Marco Lubiana Q&A
Questions from Roscoe answers from Marco Lubiana
• Your wine is shockingly good, especially for a first release. Explain….
Well umm thank you. I am very lucky to have a such a good vineyard to source the fruit for this wine, the vineyard is planted on high quality terroir which is a thin top soil of sandy grey loam and a tough subsoil of river bed rocky white/orange clays, this is very poor in nutrients. The vines struggle and don’t produce much fruit and that is one reason the wine is so concentrated. The vineyard is also 24-47 years old which makes the vines mature and able to access the terroir deep down where young vines can’t. The vineyard is also fully biodynamic, i believe this makes the vine tough as it defends against disease and insects itself, in doing so produces grapes with thicker skins that contain better flavour and tannins. 2018 was a good year perfect growing season, nice fruit set, no hen and chicken, no disease and no rain during harvest, makes beautiful grapes.
• Why the Lucille Vineyard? Is it a site your folks have worked with in the past?

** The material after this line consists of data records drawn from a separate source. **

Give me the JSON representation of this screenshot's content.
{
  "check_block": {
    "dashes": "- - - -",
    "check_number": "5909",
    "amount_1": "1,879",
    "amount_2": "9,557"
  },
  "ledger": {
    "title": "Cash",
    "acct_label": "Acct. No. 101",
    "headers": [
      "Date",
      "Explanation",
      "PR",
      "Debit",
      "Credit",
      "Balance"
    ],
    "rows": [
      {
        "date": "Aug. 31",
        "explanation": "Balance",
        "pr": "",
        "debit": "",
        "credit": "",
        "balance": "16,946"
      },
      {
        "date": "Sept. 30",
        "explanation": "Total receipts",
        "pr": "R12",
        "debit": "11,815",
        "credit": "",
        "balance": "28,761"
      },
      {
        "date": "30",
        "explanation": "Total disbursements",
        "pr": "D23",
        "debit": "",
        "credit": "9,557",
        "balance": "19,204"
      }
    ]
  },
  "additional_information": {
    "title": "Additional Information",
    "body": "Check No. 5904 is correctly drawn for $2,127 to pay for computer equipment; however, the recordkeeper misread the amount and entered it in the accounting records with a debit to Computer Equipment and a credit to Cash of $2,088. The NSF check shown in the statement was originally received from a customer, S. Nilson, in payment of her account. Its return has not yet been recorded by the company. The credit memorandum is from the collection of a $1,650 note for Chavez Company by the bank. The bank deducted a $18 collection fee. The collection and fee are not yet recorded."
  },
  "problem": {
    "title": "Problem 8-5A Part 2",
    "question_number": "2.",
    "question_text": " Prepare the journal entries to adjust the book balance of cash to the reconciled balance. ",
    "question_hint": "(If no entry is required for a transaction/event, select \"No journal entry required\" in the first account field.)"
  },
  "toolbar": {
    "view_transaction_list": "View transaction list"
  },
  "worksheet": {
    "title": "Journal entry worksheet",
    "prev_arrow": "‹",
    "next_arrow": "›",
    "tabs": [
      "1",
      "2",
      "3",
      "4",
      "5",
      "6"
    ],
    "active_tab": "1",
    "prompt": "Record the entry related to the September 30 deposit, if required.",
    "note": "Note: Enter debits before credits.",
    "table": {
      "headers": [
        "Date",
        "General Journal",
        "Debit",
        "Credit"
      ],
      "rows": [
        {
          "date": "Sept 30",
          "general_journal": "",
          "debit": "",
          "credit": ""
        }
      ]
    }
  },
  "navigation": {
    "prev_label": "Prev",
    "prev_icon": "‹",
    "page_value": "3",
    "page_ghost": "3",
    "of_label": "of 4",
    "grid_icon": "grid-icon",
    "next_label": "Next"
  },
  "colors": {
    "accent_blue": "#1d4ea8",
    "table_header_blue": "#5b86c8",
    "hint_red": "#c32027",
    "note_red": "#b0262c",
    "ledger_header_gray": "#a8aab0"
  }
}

They purchased it in 2016(formally panorama) and it needed a lot of work in terms of soil and grafting to get better and more diverse clones of pinot/chardonnay. Steve always knew the vineyard had potential for many years back when he was contract winemaking and seeing fruit from down the Huon way.
• Tell me a little about what you see from the site in the glass?
• I always get a intense dark cherry spice note that is very aromatic and charming on the nose and palate. Concentration, length and power are always clear giveaways but without ripe cooked pinot characters that some Tasmanian pinots exhibit. i like how the wine soaks into your tongue The texture of the wine is very important too, it is very smooth and that is 100% the vineyard because I combine pressings and don’t use fining agents. Balance is the key.
• Can you tell me a little about the winemaking? Just the general overview. Talk me through some of the decision making and the reasoning.
• well you have to pick it right and I think a lot of people stuff this up and yet it’s such a simple step that defines the wine. Not picking too early or too late just right in the middle is the key. So to achieve this I taste the grapes a lot leading up to the day and I don’t rely too heavily on sugar measurements like traditional winemaking as I trust my palate not numbers. I sort very rigorously and take my time doing it, only perfect grapes enter the vat. I use a good destemmer and some whole bunch. soft fermentation that is long and always smelling good. Natural fermentation of course. Basket pressing only, bladder press is oxidative and rough on the wine, much better tannins with the basket. Good barrels and everything is super clean. full lees for one year, low sulfur levels all keep the wine fresh. Don’t filter just rack it once out of the barrel to the tank and bottle it myself. simple winemaking done right.
• Apart from forced service at the family farm (please say hi to your parents for me) have you worked anywhere else?
• I have worked in burgundy but to tell you the truth I didn’t learn much more than i already knew from reading books and talking with my father, i don’t believe you need to work at dujac or DRC to make good pinot(there is no secret), I believe in good viticulture/terroir, good equipment (desteemer press etc) and a palate that you can trust. It’s all intuitive to me really.
• Lastly, most importantly, which episode of Star Wars would you watch while drinking the Pinot?
• Star Wars is good but I think James Bond casino royale is more my style.